You have received an offer for your business based on a on a multiple of EBITDA.
WHAT IS EBITDA AND ARE YOU SURE THE MULTIPLE IS RIGHT?
What is EBITDA?
EBITDA stands for “Earnings Before Interest, Tax, Depreciation, & Amortization.
Why do we use it?
It is a quick way to show a company’s earnings before the influence of accounting and financial deductions.
What is a Multiple of EBITDA?
Simply, the multiple is the number of times you multiply EBITDA to determine the price of the company.
How do we determine the multiple?
The multiple is somewhat subjective; however, it does have an impact, and therefore, understanding its effects may help you gain better insight into the buyer’s position. A multiple is the inverse of the rate of return an investor/buyer is seeking to receive. For example; (100% divided by 5 = 20%) or (100% divided by 10 = 10%). A buyer will seek a higher return for businesses that is determined to have more risk, such as, customer concentration, or a lack of recurring revenue.
How does a multiple impact the buyer’s ability to pay more?
Buyers will often negotiate based on their ability to finance the transaction. In the current financial environment, it is reasonable to assume that a bank is only willing to finance between 3-5 times EBITDA, with 5 times EBITDA being rare. Therefore, the gap must be filled by either or a combination of subordinated debt, such as a vendor take back, mezzanine financing, or equity.
Therefore, you need to ask yourself, is the buyer pushing back on valuation because of concerns around risk or inability to get financing.

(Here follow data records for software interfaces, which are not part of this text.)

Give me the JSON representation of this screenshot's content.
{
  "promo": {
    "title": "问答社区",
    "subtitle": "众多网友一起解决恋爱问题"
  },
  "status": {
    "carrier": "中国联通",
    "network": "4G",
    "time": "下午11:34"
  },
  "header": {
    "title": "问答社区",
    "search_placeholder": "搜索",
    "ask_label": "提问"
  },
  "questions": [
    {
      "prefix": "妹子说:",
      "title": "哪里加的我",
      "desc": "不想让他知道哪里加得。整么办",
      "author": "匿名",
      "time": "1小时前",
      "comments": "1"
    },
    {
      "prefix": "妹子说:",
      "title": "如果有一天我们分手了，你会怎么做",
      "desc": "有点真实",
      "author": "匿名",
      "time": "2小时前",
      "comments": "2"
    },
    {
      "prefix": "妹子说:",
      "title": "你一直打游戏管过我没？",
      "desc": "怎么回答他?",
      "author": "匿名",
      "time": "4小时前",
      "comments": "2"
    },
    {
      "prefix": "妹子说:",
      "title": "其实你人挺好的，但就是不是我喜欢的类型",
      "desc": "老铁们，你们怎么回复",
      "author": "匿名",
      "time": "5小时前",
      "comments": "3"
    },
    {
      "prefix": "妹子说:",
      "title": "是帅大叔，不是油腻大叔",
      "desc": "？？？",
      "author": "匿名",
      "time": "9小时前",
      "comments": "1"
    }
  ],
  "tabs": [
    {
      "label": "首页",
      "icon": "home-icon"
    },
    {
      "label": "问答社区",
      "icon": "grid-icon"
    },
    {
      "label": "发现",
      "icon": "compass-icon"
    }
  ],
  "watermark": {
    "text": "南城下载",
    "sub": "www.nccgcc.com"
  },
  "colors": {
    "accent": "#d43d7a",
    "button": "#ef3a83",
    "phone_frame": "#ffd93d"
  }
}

If you want to understand how the multiple is impacting the buyer’s ability to finance your transaction? Download this template.